The small satellite market shows that good things do come in small packages. In the 1960s, during the genesis of the satellite industry, communication satellites were typically the size of a Volkswagen Beetle. In the 90s, and even up to today, large satellites are often the size of a school bus. The size and weight of these massive spacecraft add to the overall cost of building and launching them. Thanks to advancements in science and engineering, many of the same capabilities that were the sole domain of large, complex satellites can be provided in smaller, less expensive packages. Depending on the needs of the user, small satellites can be about the size of a loaf of bread–or smaller, up to the size of a dorm room refrigerator, says Patterson. Today’s smaller satellites offer a variety of benefits, and because of their size, weight and power requirements, they are less expensive to build and easier to launch.

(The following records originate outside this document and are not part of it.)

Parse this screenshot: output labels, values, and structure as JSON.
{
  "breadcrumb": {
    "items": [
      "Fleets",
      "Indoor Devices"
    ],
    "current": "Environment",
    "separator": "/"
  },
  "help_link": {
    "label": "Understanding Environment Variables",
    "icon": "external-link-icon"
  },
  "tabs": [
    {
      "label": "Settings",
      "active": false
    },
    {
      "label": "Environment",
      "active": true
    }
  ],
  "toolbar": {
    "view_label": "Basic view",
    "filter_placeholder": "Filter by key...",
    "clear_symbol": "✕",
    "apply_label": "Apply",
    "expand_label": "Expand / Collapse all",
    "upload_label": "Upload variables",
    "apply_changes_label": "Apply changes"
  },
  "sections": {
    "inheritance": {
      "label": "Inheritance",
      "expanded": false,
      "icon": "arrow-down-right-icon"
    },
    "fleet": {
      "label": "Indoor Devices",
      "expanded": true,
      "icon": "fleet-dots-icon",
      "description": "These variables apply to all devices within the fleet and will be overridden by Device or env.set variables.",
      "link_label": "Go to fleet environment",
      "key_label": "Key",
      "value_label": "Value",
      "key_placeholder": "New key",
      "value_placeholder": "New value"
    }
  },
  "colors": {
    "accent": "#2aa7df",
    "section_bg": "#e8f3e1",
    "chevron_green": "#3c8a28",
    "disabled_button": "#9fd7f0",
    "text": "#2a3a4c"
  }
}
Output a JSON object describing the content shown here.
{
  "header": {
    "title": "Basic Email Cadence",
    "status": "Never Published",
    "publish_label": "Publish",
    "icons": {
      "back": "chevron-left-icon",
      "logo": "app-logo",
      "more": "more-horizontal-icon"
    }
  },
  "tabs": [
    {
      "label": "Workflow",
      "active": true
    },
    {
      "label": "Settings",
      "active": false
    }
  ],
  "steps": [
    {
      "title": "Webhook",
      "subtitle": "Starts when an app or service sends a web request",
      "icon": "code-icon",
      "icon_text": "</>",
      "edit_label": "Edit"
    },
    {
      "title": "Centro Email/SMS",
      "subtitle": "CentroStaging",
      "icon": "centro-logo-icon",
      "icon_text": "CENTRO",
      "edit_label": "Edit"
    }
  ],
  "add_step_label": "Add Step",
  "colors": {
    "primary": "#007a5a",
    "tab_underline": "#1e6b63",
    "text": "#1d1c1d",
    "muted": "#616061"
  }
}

Small satellites can often piggyback on other launches. For example, a small satellite may piggyback on a hosted payload already set to launch, making the mission only slightly more expensive. “With small satellites, you can launch multiple missions with a little extra cost rather than multiple missions with a bunch more costs,” Patterson explains. “Piggybacked missions are a byproduct of the efforts being made by the small satellite industry.”
Utah State University’s Space Dynamics Laboratory (SDL) is likely the biggest long-term benefactor of the conference. Patterson says that while SDL doesn’t have a direct role in hosting the conference, its credibility, reputation, experience and success add weight to the conference and provide long-term name recognition among conference attendees. SDL has driven USU to the forefront of space research. Utah companies like ATK and L-3 also add to the conference through their participation and support. While ATK focuses on launch systems, L-3 builds miniature communication systems that fly on the small satellites.
The northern Utah economy also benefits from the conference, which brings in nearly $1 million in economic impact. The broader economic impact is shared across the state. Patterson says many conference attendees bring their families and like to visit Moab and other parts of the state while they are here.
“It’s hard to put a number on the total economic impact,” he continues, “but we know it is good for the community and for the state.”